----- EXERCISE MATERIALS

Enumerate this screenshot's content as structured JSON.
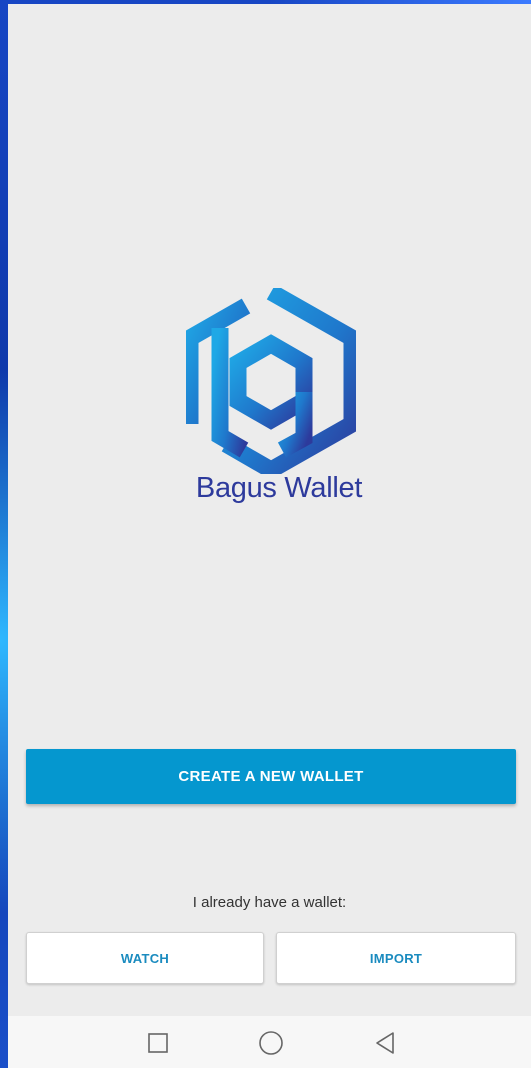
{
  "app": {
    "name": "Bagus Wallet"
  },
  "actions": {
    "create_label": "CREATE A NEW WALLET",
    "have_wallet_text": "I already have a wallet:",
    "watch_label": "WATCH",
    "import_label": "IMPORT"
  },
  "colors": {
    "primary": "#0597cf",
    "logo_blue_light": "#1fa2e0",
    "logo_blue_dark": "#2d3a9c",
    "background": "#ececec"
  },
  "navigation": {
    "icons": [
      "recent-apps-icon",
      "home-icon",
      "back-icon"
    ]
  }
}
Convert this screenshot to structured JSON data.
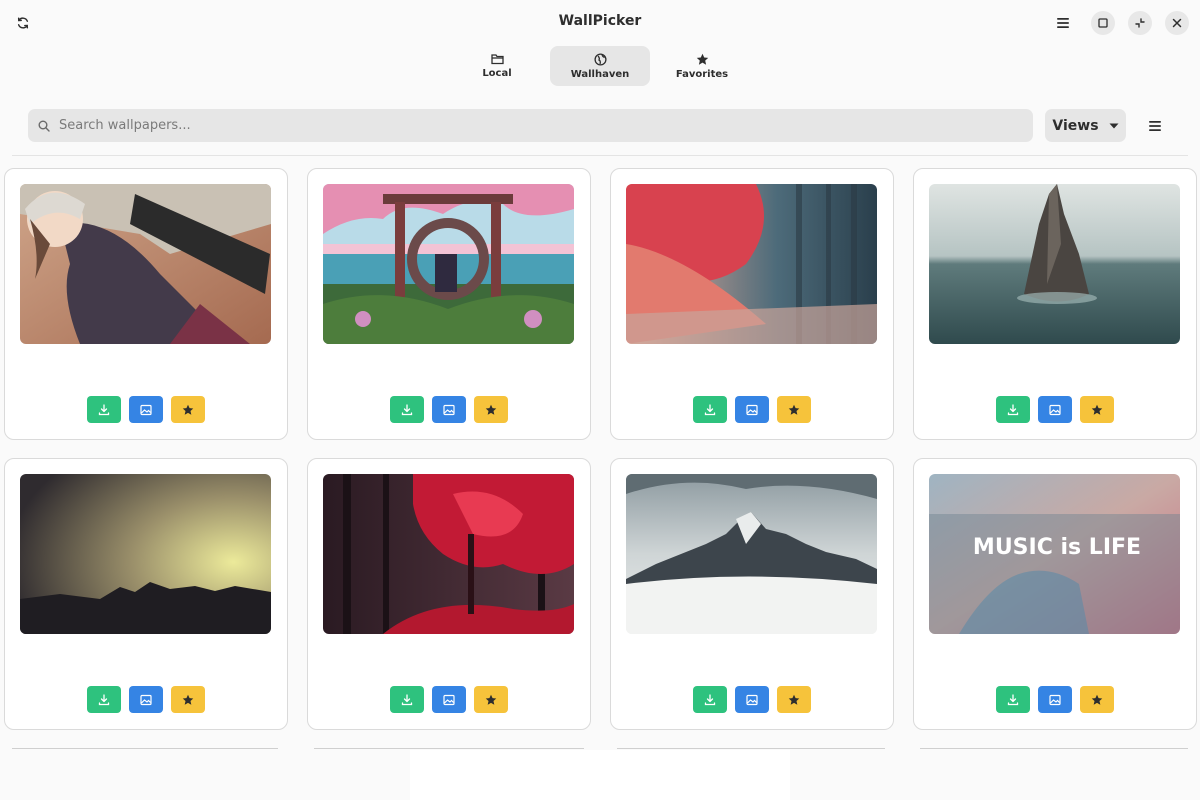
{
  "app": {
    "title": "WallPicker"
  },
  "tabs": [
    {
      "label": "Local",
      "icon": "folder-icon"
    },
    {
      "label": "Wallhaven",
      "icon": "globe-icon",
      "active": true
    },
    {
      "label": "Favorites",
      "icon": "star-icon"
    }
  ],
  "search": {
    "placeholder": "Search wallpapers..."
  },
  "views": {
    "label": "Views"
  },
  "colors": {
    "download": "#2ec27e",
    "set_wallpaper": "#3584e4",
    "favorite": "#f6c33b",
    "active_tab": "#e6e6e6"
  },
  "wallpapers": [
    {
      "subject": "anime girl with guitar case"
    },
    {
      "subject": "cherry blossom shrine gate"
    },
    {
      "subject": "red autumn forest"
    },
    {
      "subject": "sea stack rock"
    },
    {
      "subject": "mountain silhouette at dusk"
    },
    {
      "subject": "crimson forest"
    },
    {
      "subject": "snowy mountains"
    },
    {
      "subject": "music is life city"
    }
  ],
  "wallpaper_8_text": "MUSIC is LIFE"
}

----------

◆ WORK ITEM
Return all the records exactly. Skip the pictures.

◆ COMPLETED TASK
Enumerate this screenshot's content as structured JSON.
{
  "app": {
    "name": "Bagus Wallet"
  },
  "actions": {
    "create_label": "CREATE A NEW WALLET",
    "have_wallet_text": "I already have a wallet:",
    "watch_label": "WATCH",
    "import_label": "IMPORT"
  },
  "colors": {
    "primary": "#0597cf",
    "logo_blue_light": "#1fa2e0",
    "logo_blue_dark": "#2d3a9c",
    "background": "#ececec"
  },
  "navigation": {
    "icons": [
      "recent-apps-icon",
      "home-icon",
      "back-icon"
    ]
  }
}
Convert this screenshot to structured JSON data.
{
  "app": {
    "title": "WallPicker"
  },
  "tabs": [
    {
      "label": "Local",
      "icon": "folder-icon"
    },
    {
      "label": "Wallhaven",
      "icon": "globe-icon",
      "active": true
    },
    {
      "label": "Favorites",
      "icon": "star-icon"
    }
  ],
  "search": {
    "placeholder": "Search wallpapers..."
  },
  "views": {
    "label": "Views"
  },
  "colors": {
    "download": "#2ec27e",
    "set_wallpaper": "#3584e4",
    "favorite": "#f6c33b",
    "active_tab": "#e6e6e6"
  },
  "wallpapers": [
    {
      "subject": "anime girl with guitar case"
    },
    {
      "subject": "cherry blossom shrine gate"
    },
    {
      "subject": "red autumn forest"
    },
    {
      "subject": "sea stack rock"
    },
    {
      "subject": "mountain silhouette at dusk"
    },
    {
      "subject": "crimson forest"
    },
    {
      "subject": "snowy mountains"
    },
    {
      "subject": "music is life city"
    }
  ],
  "wallpaper_8_text": "MUSIC is LIFE"
}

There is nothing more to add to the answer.